Please take a moment to see how all these truths add up, because what happens in the weeks and months ahead will reverberate for at least a generation and we better be prepared.

And if you think journalism like Mother Jones'—that calls it like it is, that will never acquiesce to power, that looks where others don't—can help guide us through this historic, high-stakes moment, and you're able to right now, please help us reach our $350,000 goal by October 31 with a donation today. It's all hands on deck for democracy.

payment methods

SIX TRUTHS

Reclaiming power from those who abuse it often starts with telling the truth.

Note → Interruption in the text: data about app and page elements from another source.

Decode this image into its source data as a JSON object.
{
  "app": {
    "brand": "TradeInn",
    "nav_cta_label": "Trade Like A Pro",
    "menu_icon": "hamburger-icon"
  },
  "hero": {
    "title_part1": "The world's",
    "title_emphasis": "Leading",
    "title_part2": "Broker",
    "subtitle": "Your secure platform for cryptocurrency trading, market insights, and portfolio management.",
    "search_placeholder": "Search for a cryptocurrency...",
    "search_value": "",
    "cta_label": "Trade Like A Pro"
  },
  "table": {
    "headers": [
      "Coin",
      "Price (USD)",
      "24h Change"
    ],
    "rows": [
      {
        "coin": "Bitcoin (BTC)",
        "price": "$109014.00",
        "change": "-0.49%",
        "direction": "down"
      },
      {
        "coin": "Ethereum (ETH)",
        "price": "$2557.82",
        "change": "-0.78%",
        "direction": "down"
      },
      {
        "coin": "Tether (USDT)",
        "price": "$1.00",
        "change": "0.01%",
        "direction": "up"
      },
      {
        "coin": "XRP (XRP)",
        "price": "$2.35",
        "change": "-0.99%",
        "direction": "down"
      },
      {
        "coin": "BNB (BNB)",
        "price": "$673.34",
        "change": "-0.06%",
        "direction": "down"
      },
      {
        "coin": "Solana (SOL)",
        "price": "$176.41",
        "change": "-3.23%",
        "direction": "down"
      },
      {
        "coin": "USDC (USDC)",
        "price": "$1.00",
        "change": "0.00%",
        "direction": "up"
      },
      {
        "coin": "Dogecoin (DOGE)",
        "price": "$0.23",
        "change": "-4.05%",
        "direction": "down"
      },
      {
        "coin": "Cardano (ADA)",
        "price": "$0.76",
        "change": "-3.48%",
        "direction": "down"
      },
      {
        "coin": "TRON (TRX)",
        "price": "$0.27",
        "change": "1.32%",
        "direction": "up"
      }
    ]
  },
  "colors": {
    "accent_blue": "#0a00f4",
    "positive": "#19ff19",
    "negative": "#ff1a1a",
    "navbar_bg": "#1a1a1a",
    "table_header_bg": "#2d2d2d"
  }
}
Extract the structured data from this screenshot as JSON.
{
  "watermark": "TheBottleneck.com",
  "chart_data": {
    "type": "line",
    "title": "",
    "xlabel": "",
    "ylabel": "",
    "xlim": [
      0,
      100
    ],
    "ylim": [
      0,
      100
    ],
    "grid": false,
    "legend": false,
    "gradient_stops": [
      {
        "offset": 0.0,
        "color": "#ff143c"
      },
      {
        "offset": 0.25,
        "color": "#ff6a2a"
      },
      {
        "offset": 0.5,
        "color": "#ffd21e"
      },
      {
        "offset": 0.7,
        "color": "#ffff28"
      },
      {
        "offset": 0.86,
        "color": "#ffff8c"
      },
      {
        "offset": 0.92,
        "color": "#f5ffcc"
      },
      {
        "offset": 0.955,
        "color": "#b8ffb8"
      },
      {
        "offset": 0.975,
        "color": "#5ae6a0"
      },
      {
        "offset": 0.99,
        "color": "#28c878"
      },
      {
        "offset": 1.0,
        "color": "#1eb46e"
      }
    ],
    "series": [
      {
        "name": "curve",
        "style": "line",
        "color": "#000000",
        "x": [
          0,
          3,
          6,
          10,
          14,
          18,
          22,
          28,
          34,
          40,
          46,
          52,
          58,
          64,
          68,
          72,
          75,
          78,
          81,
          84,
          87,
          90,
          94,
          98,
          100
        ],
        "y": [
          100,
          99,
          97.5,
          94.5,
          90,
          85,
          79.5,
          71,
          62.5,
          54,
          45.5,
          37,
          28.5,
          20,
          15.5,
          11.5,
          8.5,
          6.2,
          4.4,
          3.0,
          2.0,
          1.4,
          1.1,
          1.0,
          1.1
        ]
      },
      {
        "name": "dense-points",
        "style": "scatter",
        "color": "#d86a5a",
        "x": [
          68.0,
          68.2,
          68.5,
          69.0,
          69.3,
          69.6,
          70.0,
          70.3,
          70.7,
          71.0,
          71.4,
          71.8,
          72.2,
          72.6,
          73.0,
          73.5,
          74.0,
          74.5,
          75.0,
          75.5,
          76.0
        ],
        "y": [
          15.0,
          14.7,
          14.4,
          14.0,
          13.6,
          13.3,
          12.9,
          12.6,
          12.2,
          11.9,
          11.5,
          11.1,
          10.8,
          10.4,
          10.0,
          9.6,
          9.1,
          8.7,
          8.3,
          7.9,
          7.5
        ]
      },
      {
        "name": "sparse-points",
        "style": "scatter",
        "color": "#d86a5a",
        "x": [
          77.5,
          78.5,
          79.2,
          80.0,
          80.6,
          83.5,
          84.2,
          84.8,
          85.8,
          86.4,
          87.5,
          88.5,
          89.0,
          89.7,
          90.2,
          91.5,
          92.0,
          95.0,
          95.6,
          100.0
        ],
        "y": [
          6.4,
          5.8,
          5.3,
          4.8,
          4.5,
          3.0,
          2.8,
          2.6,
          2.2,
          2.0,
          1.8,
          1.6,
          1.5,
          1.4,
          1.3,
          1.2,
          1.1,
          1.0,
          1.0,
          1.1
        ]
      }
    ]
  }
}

And in "This Is How Authoritarians Get Defeated," MoJo's Monika Bauerlein unpacks six truths to remember during the homestretch of an election where democracy, truth, and decency are on the line.

Truth #1: The chaos is the point.

Truth #2: Team Reality is bigger than it seems.

Truth #3: Facebook owns this.

Truth #4: When we go to work, we're in the fight.

Truth #5: It's about minority rule.

Truth #6: The only thing that can save us is…us.

Please take a moment to see how all these truths add up, because what happens in the weeks and months ahead will reverberate for at least a generation and we better be prepared.

And if you think journalism like Mother Jones'—that calls it like it is, that will never acquiesce to power, that looks where others don't—can help guide us through this historic, high-stakes moment, and you're able to right now, please help us reach our $350,000 goal by October 31 with a donation today. It's all hands on deck for democracy.

payment methods

We Recommend

Latest

Sign up for our free newsletter

Subscribe to the Mother Jones Daily to have our top stories delivered directly to your inbox.

Get our award-winning magazine

Save big on a full year of investigations, ideas, and insights.

Subscribe

Support our journalism

Help Mother Jones' reporters dig deep with a tax-deductible donation.

Donate